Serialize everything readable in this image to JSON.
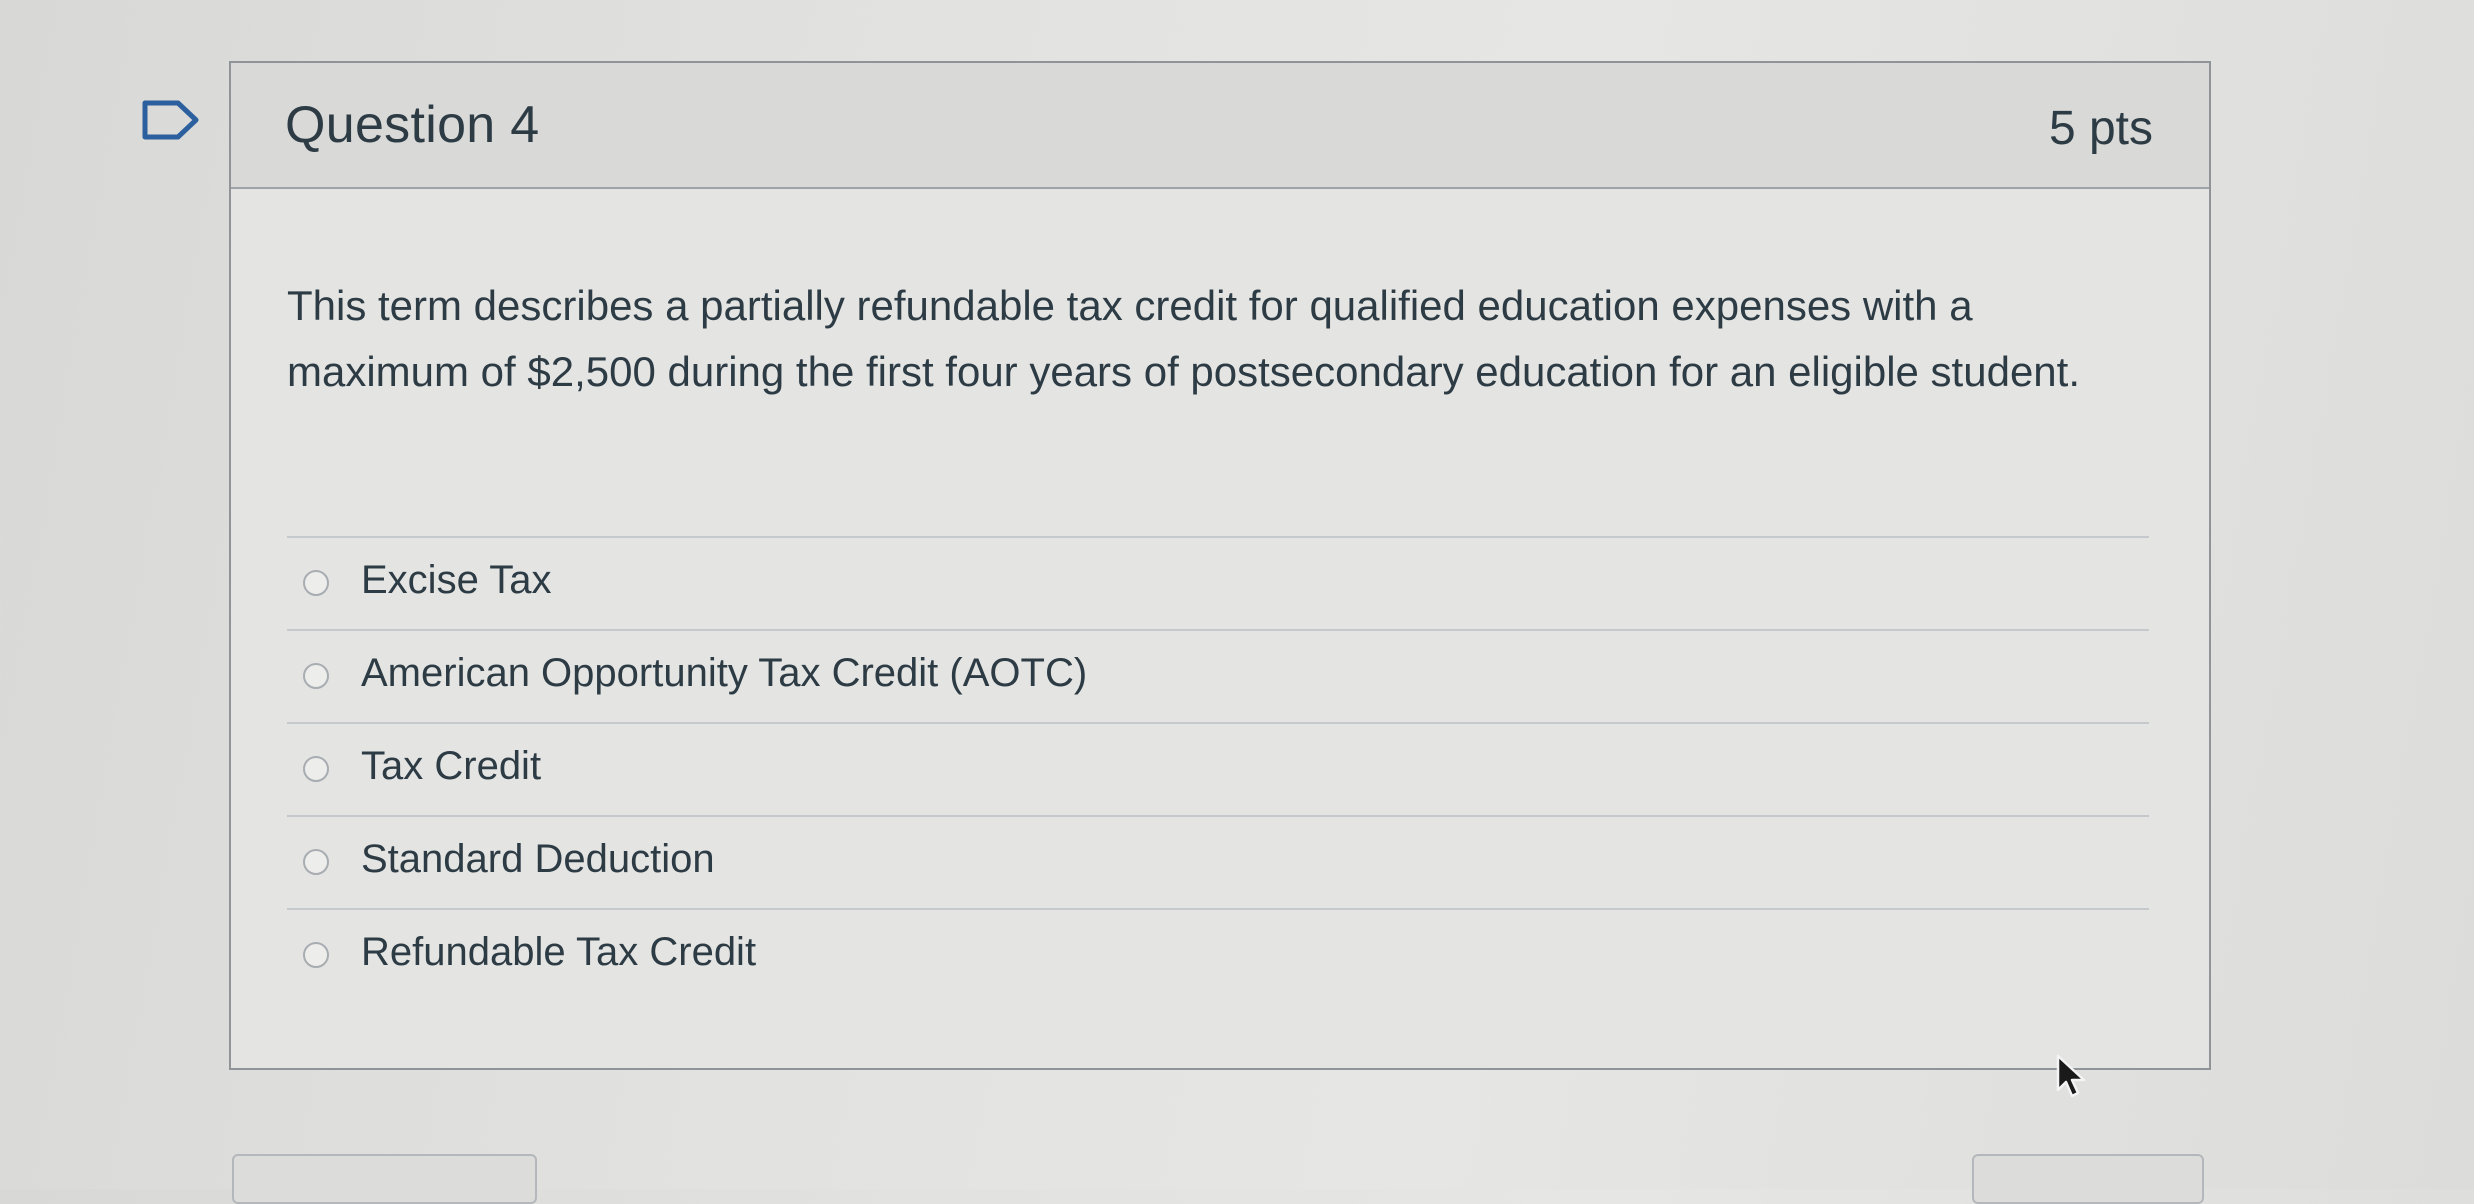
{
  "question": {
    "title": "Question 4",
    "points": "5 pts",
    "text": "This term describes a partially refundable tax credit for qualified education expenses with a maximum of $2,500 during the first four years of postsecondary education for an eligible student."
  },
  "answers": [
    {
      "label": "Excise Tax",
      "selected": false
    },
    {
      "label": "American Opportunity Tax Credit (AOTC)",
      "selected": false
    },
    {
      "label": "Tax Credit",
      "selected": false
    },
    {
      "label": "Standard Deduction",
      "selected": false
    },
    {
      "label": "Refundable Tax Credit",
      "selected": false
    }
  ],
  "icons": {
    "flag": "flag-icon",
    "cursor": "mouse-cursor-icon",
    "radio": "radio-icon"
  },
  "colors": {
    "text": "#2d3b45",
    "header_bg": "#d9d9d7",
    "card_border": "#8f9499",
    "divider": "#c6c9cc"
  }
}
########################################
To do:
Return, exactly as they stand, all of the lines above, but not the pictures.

Task solution:
Serialize everything readable in this image to JSON.
{
  "question": {
    "title": "Question 4",
    "points": "5 pts",
    "text": "This term describes a partially refundable tax credit for qualified education expenses with a maximum of $2,500 during the first four years of postsecondary education for an eligible student."
  },
  "answers": [
    {
      "label": "Excise Tax",
      "selected": false
    },
    {
      "label": "American Opportunity Tax Credit (AOTC)",
      "selected": false
    },
    {
      "label": "Tax Credit",
      "selected": false
    },
    {
      "label": "Standard Deduction",
      "selected": false
    },
    {
      "label": "Refundable Tax Credit",
      "selected": false
    }
  ],
  "icons": {
    "flag": "flag-icon",
    "cursor": "mouse-cursor-icon",
    "radio": "radio-icon"
  },
  "colors": {
    "text": "#2d3b45",
    "header_bg": "#d9d9d7",
    "card_border": "#8f9499",
    "divider": "#c6c9cc"
  }
}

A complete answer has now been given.